The volunteer committee, which made a presentation on its progress during last Thursday’s Town Board work session, comprises 20 members. The co-chairs are Jim Farley of South Jamesport, a member of the town Industrial Development Agency, and Janice Scherer of Wading River, a professional planner for Southampton Town.
Southampton Town used a similar pattern book in its plans to update zoning and design standards in Hampton Bays. The Riverhead Town Board is hoping to meet with Historical Concepts, the company that created the Hampton Bays Pattern Book, in an upcoming work session.
Ms. Scherer said things like zoning and floor area ratio often don’t mean anything to most people.
“Patterns are drawings, so you can see what it looks like,” she said.
The pattern book sees to it that “the vision for the community and the standards for development are clearly articulated and can be clearly understood,” she said. “This will make the development process move quickly and provide certainty to the developer.”
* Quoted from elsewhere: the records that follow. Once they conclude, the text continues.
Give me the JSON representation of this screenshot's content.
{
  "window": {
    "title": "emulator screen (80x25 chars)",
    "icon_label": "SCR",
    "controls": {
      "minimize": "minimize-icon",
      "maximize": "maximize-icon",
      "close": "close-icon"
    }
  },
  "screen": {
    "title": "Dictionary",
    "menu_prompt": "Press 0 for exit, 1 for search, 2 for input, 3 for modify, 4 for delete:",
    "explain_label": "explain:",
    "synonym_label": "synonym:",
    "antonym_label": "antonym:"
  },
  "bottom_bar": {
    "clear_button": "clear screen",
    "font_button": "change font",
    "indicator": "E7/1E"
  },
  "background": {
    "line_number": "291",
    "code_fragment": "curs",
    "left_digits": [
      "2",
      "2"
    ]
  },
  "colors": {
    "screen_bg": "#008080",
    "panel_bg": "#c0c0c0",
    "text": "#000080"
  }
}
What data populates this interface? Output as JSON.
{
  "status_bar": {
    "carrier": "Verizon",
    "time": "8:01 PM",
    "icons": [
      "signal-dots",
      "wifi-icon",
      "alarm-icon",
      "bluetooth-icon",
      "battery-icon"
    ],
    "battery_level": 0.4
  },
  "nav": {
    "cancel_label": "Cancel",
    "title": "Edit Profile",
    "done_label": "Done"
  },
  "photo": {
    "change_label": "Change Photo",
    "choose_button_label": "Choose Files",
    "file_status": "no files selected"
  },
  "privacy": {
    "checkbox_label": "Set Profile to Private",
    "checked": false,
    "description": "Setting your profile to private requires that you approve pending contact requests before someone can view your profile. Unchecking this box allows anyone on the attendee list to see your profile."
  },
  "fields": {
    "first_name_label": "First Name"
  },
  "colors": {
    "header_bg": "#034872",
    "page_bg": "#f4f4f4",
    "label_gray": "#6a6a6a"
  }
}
According to Mr. Farley, the committee also suggested that the Town Board consider entering into eminent domain proceedings for properties that are not properly maintained, as per a compliance agreement signed with the town.
The town recently enacted a code that requires owners of blighted property to enter into a compliance agreement with the town to ensure the property is cleaned up.
Eminent domain, also called condemnation, requires a judge to give the land to the town for a “greater public good,” with the price being determined later by the courts.
The Town Board had considered condemnation of some downtown buildings in the past, but ultimately backed off. In those cases, the board was considering acquiring buildings so they could be sold to a private developer and then developed into stores and a movie theater.
Mr. Farley said the committee suggested increasing fines for illegal dumping.
He said the committee has focused on blighted buildings and illegal dumping in downtown.
The revitalization committee also recommended the creation of a unified marketing campaign for downtown Riverhead, according to committee member Diane Tucci.
While a number of organizations, including the Chamber of Commerce and the Business Improvement District, have been marketing downtown Riverhead, Ms. Tucci said there should be a collective plan.
“We really want to get everyone on board with a single, unified marketing message,” she said.
This could involve social media hashtags and positive messages about the town, she said.
“People who live here, love it here, and we want to be able to leverage that, and get it out to the public,” she said.
The committee is also recommending that the town try to attract a “wellness and health” industry downtown, Ms. Scherer said. That could include businesses related to athletic performance, anti-aging, physical therapy and similar industries, she said.
“In terms of businesses, we never had a situation where you’ve tried to actually market and try to attract a specific type of industry into downtown before,” Ms. Scherer said.
Supervisor Laura Jens-Smith said she hopes the committee will also provide the Town Board with input on things like building height and building sizes.
The current zoning allows for a maximum height of five stories. The town recently proposed changes that would lower the maximum height, a move that met opposition from property owners and developers, leading officials to back down from the proposal.
Ms. Jens-Smith said the Town Board will take no action on the pattern book until it hears from Historical Concepts in a work session.
Photo caption: Committee members Diane Tucci, from left, Janice Scherer and Jim Farley at Thursday’s Town Board work session. (Credit: Tim Gannon)